Doina will give a GSD talk on 12 November on Tactics for a Co-produced City – see website.
In 2013/14 SSoA students in Carolyn Butterworth’s and Ellen Page’s MArch/PGT Studio ‘LiveWorks’ and the ‘(re)Create Blackburn’ Live Project worked with creative regeneration initiative Blackburn is Open. The Blackburn is Open initiative, funded by the Arts Council and Blackburn with Darwen Borough Council, aims to regenerate the town centre of Blackburn through filling empty shops with entrepreneurs and creative practitioners. Wayne Hemingway, locally born designer and Creative Director of Blackburn is Open, worked with the students to develop design ideas for the future of the town.

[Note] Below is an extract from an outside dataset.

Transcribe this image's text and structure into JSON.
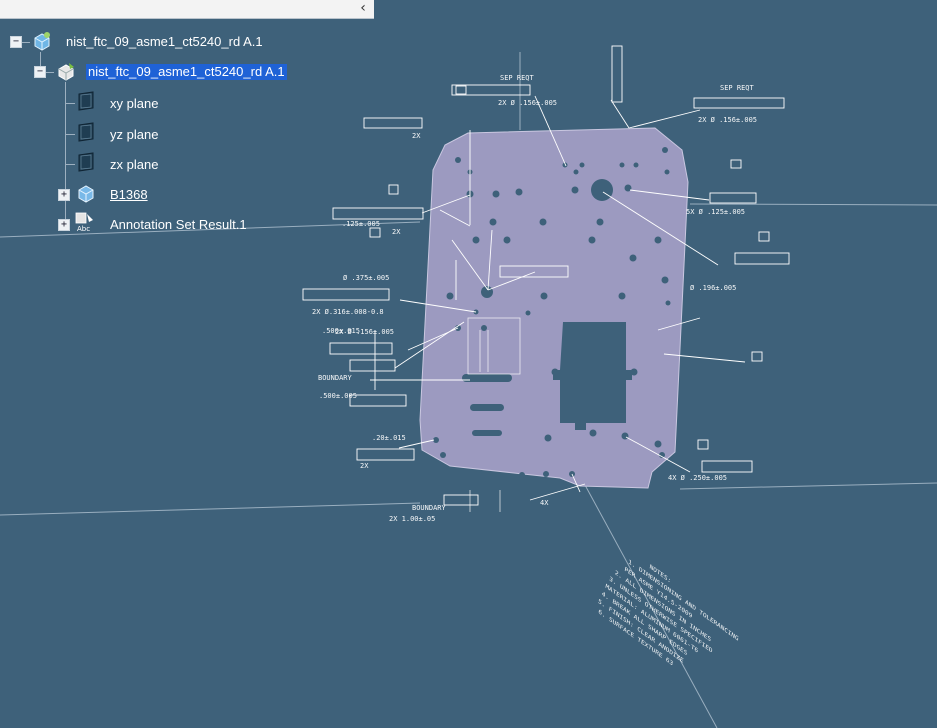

Many of these ideas have influenced ‘Urban Room Blackburn’; the next phase of Blackburn is Open. The recent Farrell Review recommended that every town and city should have its own ‘urban room’, where the past, present and future of that place can be debated by its citizens.
Blackburn will launch the UK’s first urban room on 21st October at an event featuring talks by Wayne Hemingway, author of the Farrell Review Max Farrell and Carolyn Butterworth.

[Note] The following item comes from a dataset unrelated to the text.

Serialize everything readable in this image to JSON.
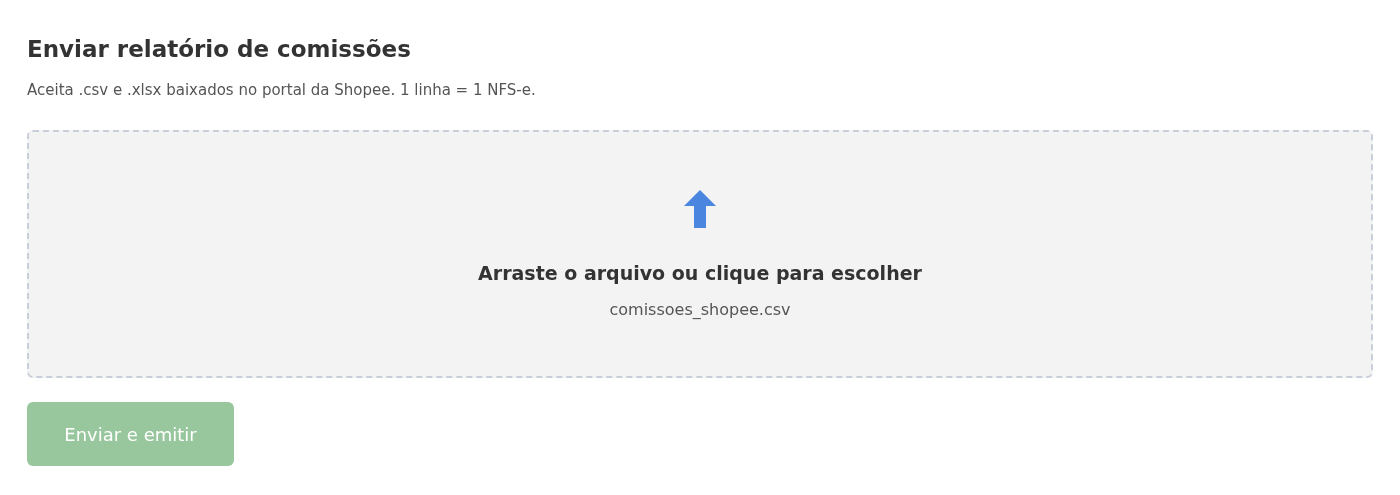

The work produced by SSoA’s students has been instrumental in the development of Urban Room Blackburn and their drawings and models are now on show in a public exhibition in the town centre. A book of their work ‘Blackburn ReMade’ has been commissioned by Blackburn Council and will be published as part of the launch event.
Live Projects and Live Works are initiatives set up by the Sheffield School of Architecture to encourage students to be both socially and politically engaged. Live Projects, working with real clients in the community, is in its 15th year and is responsible for over 150 completed projects. Live Works is a new initiative and incorporates an Enterprise Teaching Centre and Social Enterprise, creating an Urban Room for SSoA in Sheffield City Centre where local people and organisations can learn about our civic engagement activities, suggest and collaborate with us on Live Projects.
A student from SSoA has been awarded a British Council Scholarship for Excellence and is spending the next two semesters studying architecture at the University of Hong Kong.
The Scholarships for Excellence, worth up to £4,000 depending on how long students stay in Hong Kong, are an excellent opportunity for students studying at higher education institutions in England to spend from a semester up to a year studying in Hong Kong as part of their degrees.
Jordan Barrett, a BA Architecture student, is taking part in the University of Sheffield’s Study Abroad scheme and decided to apply for the Scholarship. He aims to use the money to record and analyse examples of the ground-shaking urban change that is transforming the cities and societies of Shenzhen, Guangzhou and Shanghai in mainland China.
Jordan said: “The Scholarship for Excellence is a really precious opportunity for a student. I think that it will be most rewarding if it is used to enhance what really interests you. In my case, cities and urbanisation.”
“This scholarship has given me the opportunity to explore and record so much more of the different parts of Asia and gain a greater global perspective that can be used to inform my work as an architecture student.”
“Whilst I am in Hong Kong, I would like to experience and learn from another way of life. I see Hong Kong as an opportunity to grow and think in a different way.“
Exciting paid internship for Sheffield graduate working with Satwinder Samra developing new Collaborative Practice Course. Deadline extended until 13th October. Contact email@example.com if interested.